● WORK INSTRUCTIONS
All of the data that follows should be written out exactly.
····················
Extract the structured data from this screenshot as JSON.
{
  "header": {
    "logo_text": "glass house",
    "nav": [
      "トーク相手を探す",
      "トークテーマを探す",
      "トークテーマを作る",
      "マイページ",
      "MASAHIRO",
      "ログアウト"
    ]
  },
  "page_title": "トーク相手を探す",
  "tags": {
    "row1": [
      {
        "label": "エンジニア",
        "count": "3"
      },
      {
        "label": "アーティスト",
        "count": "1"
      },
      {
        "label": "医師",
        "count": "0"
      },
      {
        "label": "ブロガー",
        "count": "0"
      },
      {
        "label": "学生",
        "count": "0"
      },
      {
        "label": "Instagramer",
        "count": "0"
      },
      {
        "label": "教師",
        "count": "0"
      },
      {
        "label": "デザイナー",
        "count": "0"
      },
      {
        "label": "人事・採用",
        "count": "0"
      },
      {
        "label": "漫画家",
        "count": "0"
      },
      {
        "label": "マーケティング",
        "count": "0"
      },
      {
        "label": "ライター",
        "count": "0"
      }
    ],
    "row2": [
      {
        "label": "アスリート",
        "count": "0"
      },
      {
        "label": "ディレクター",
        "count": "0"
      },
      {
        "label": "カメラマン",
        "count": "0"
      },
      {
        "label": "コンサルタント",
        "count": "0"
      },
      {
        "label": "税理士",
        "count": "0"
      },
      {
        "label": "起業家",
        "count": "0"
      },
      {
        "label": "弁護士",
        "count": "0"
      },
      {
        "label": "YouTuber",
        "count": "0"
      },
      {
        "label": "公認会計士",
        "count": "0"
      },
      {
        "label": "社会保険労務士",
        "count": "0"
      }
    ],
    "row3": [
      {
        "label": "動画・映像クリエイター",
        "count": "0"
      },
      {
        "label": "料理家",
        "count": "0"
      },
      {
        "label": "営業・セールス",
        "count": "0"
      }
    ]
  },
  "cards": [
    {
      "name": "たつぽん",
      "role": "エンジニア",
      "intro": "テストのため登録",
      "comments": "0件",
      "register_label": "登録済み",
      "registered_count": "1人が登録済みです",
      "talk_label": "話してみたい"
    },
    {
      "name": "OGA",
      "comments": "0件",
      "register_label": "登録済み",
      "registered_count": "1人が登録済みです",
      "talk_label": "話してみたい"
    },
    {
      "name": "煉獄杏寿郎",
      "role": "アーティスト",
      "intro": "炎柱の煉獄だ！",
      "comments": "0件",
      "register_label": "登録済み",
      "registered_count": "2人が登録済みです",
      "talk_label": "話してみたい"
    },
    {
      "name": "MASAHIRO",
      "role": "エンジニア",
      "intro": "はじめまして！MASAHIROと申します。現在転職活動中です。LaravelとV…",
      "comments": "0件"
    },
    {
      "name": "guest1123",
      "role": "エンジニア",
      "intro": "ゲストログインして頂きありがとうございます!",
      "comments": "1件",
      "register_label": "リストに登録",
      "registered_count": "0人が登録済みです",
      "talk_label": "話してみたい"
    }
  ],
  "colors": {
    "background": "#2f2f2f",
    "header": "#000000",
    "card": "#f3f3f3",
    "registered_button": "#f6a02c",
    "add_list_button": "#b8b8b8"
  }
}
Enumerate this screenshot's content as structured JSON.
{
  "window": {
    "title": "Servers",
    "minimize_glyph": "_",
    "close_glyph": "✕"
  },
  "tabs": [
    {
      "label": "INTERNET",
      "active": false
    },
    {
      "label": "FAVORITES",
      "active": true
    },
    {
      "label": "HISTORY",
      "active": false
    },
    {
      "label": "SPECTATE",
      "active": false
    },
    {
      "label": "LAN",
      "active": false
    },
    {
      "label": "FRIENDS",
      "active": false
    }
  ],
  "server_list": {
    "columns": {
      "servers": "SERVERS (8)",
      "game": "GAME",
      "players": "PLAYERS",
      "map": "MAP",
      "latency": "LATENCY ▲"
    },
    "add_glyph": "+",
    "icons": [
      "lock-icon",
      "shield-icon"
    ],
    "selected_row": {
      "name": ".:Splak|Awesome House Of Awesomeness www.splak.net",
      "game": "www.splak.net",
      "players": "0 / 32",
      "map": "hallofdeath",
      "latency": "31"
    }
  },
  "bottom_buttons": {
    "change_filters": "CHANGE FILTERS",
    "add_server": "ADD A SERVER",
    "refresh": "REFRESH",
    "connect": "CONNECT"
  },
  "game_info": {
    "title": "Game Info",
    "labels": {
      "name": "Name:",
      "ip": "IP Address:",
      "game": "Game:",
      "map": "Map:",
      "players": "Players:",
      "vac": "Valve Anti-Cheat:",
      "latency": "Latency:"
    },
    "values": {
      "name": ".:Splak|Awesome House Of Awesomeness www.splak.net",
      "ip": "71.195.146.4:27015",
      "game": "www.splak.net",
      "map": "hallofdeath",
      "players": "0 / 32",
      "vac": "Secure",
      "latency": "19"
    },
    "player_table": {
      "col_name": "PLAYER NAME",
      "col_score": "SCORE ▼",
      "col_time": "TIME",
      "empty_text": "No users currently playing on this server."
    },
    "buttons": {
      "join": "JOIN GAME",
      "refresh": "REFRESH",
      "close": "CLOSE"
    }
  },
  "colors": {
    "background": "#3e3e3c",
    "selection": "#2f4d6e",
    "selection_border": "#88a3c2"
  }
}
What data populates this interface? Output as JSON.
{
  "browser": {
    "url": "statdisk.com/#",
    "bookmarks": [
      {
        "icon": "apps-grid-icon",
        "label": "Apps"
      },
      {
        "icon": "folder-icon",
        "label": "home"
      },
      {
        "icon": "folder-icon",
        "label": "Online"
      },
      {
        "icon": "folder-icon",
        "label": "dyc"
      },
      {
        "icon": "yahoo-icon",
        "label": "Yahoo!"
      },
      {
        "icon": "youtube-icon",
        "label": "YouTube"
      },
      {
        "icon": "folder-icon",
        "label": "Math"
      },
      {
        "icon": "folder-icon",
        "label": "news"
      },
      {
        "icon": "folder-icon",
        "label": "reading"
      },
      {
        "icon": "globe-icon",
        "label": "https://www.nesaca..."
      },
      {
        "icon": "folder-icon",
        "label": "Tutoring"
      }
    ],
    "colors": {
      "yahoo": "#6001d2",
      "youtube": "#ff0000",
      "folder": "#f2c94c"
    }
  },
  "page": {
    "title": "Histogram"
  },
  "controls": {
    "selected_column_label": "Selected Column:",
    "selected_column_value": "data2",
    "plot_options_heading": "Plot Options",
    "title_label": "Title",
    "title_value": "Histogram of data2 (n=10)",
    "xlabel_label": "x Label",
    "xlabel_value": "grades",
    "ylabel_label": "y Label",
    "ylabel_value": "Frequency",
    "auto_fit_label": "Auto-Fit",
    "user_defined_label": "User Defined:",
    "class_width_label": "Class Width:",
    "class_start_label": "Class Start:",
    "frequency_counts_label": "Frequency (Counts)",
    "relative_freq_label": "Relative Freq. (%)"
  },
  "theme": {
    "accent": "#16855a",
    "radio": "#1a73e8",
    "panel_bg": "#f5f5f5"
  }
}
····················
● SOLUTION TO THIS PROBLEM
Extract the structured data from this screenshot as JSON.
{
  "header": {
    "logo_text": "glass house",
    "nav": [
      "トーク相手を探す",
      "トークテーマを探す",
      "トークテーマを作る",
      "マイページ",
      "MASAHIRO",
      "ログアウト"
    ]
  },
  "page_title": "トーク相手を探す",
  "tags": {
    "row1": [
      {
        "label": "エンジニア",
        "count": "3"
      },
      {
        "label": "アーティスト",
        "count": "1"
      },
      {
        "label": "医師",
        "count": "0"
      },
      {
        "label": "ブロガー",
        "count": "0"
      },
      {
        "label": "学生",
        "count": "0"
      },
      {
        "label": "Instagramer",
        "count": "0"
      },
      {
        "label": "教師",
        "count": "0"
      },
      {
        "label": "デザイナー",
        "count": "0"
      },
      {
        "label": "人事・採用",
        "count": "0"
      },
      {
        "label": "漫画家",
        "count": "0"
      },
      {
        "label": "マーケティング",
        "count": "0"
      },
      {
        "label": "ライター",
        "count": "0"
      }
    ],
    "row2": [
      {
        "label": "アスリート",
        "count": "0"
      },
      {
        "label": "ディレクター",
        "count": "0"
      },
      {
        "label": "カメラマン",
        "count": "0"
      },
      {
        "label": "コンサルタント",
        "count": "0"
      },
      {
        "label": "税理士",
        "count": "0"
      },
      {
        "label": "起業家",
        "count": "0"
      },
      {
        "label": "弁護士",
        "count": "0"
      },
      {
        "label": "YouTuber",
        "count": "0"
      },
      {
        "label": "公認会計士",
        "count": "0"
      },
      {
        "label": "社会保険労務士",
        "count": "0"
      }
    ],
    "row3": [
      {
        "label": "動画・映像クリエイター",
        "count": "0"
      },
      {
        "label": "料理家",
        "count": "0"
      },
      {
        "label": "営業・セールス",
        "count": "0"
      }
    ]
  },
  "cards": [
    {
      "name": "たつぽん",
      "role": "エンジニア",
      "intro": "テストのため登録",
      "comments": "0件",
      "register_label": "登録済み",
      "registered_count": "1人が登録済みです",
      "talk_label": "話してみたい"
    },
    {
      "name": "OGA",
      "comments": "0件",
      "register_label": "登録済み",
      "registered_count": "1人が登録済みです",
      "talk_label": "話してみたい"
    },
    {
      "name": "煉獄杏寿郎",
      "role": "アーティスト",
      "intro": "炎柱の煉獄だ！",
      "comments": "0件",
      "register_label": "登録済み",
      "registered_count": "2人が登録済みです",
      "talk_label": "話してみたい"
    },
    {
      "name": "MASAHIRO",
      "role": "エンジニア",
      "intro": "はじめまして！MASAHIROと申します。現在転職活動中です。LaravelとV…",
      "comments": "0件"
    },
    {
      "name": "guest1123",
      "role": "エンジニア",
      "intro": "ゲストログインして頂きありがとうございます!",
      "comments": "1件",
      "register_label": "リストに登録",
      "registered_count": "0人が登録済みです",
      "talk_label": "話してみたい"
    }
  ],
  "colors": {
    "background": "#2f2f2f",
    "header": "#000000",
    "card": "#f3f3f3",
    "registered_button": "#f6a02c",
    "add_list_button": "#b8b8b8"
  }
}
Enumerate this screenshot's content as structured JSON.
{
  "window": {
    "title": "Servers",
    "minimize_glyph": "_",
    "close_glyph": "✕"
  },
  "tabs": [
    {
      "label": "INTERNET",
      "active": false
    },
    {
      "label": "FAVORITES",
      "active": true
    },
    {
      "label": "HISTORY",
      "active": false
    },
    {
      "label": "SPECTATE",
      "active": false
    },
    {
      "label": "LAN",
      "active": false
    },
    {
      "label": "FRIENDS",
      "active": false
    }
  ],
  "server_list": {
    "columns": {
      "servers": "SERVERS (8)",
      "game": "GAME",
      "players": "PLAYERS",
      "map": "MAP",
      "latency": "LATENCY ▲"
    },
    "add_glyph": "+",
    "icons": [
      "lock-icon",
      "shield-icon"
    ],
    "selected_row": {
      "name": ".:Splak|Awesome House Of Awesomeness www.splak.net",
      "game": "www.splak.net",
      "players": "0 / 32",
      "map": "hallofdeath",
      "latency": "31"
    }
  },
  "bottom_buttons": {
    "change_filters": "CHANGE FILTERS",
    "add_server": "ADD A SERVER",
    "refresh": "REFRESH",
    "connect": "CONNECT"
  },
  "game_info": {
    "title": "Game Info",
    "labels": {
      "name": "Name:",
      "ip": "IP Address:",
      "game": "Game:",
      "map": "Map:",
      "players": "Players:",
      "vac": "Valve Anti-Cheat:",
      "latency": "Latency:"
    },
    "values": {
      "name": ".:Splak|Awesome House Of Awesomeness www.splak.net",
      "ip": "71.195.146.4:27015",
      "game": "www.splak.net",
      "map": "hallofdeath",
      "players": "0 / 32",
      "vac": "Secure",
      "latency": "19"
    },
    "player_table": {
      "col_name": "PLAYER NAME",
      "col_score": "SCORE ▼",
      "col_time": "TIME",
      "empty_text": "No users currently playing on this server."
    },
    "buttons": {
      "join": "JOIN GAME",
      "refresh": "REFRESH",
      "close": "CLOSE"
    }
  },
  "colors": {
    "background": "#3e3e3c",
    "selection": "#2f4d6e",
    "selection_border": "#88a3c2"
  }
}
What data populates this interface? Output as JSON.
{
  "browser": {
    "url": "statdisk.com/#",
    "bookmarks": [
      {
        "icon": "apps-grid-icon",
        "label": "Apps"
      },
      {
        "icon": "folder-icon",
        "label": "home"
      },
      {
        "icon": "folder-icon",
        "label": "Online"
      },
      {
        "icon": "folder-icon",
        "label": "dyc"
      },
      {
        "icon": "yahoo-icon",
        "label": "Yahoo!"
      },
      {
        "icon": "youtube-icon",
        "label": "YouTube"
      },
      {
        "icon": "folder-icon",
        "label": "Math"
      },
      {
        "icon": "folder-icon",
        "label": "news"
      },
      {
        "icon": "folder-icon",
        "label": "reading"
      },
      {
        "icon": "globe-icon",
        "label": "https://www.nesaca..."
      },
      {
        "icon": "folder-icon",
        "label": "Tutoring"
      }
    ],
    "colors": {
      "yahoo": "#6001d2",
      "youtube": "#ff0000",
      "folder": "#f2c94c"
    }
  },
  "page": {
    "title": "Histogram"
  },
  "controls": {
    "selected_column_label": "Selected Column:",
    "selected_column_value": "data2",
    "plot_options_heading": "Plot Options",
    "title_label": "Title",
    "title_value": "Histogram of data2 (n=10)",
    "xlabel_label": "x Label",
    "xlabel_value": "grades",
    "ylabel_label": "y Label",
    "ylabel_value": "Frequency",
    "auto_fit_label": "Auto-Fit",
    "user_defined_label": "User Defined:",
    "class_width_label": "Class Width:",
    "class_start_label": "Class Start:",
    "frequency_counts_label": "Frequency (Counts)",
    "relative_freq_label": "Relative Freq. (%)"
  },
  "theme": {
    "accent": "#16855a",
    "radio": "#1a73e8",
    "panel_bg": "#f5f5f5"
  }
}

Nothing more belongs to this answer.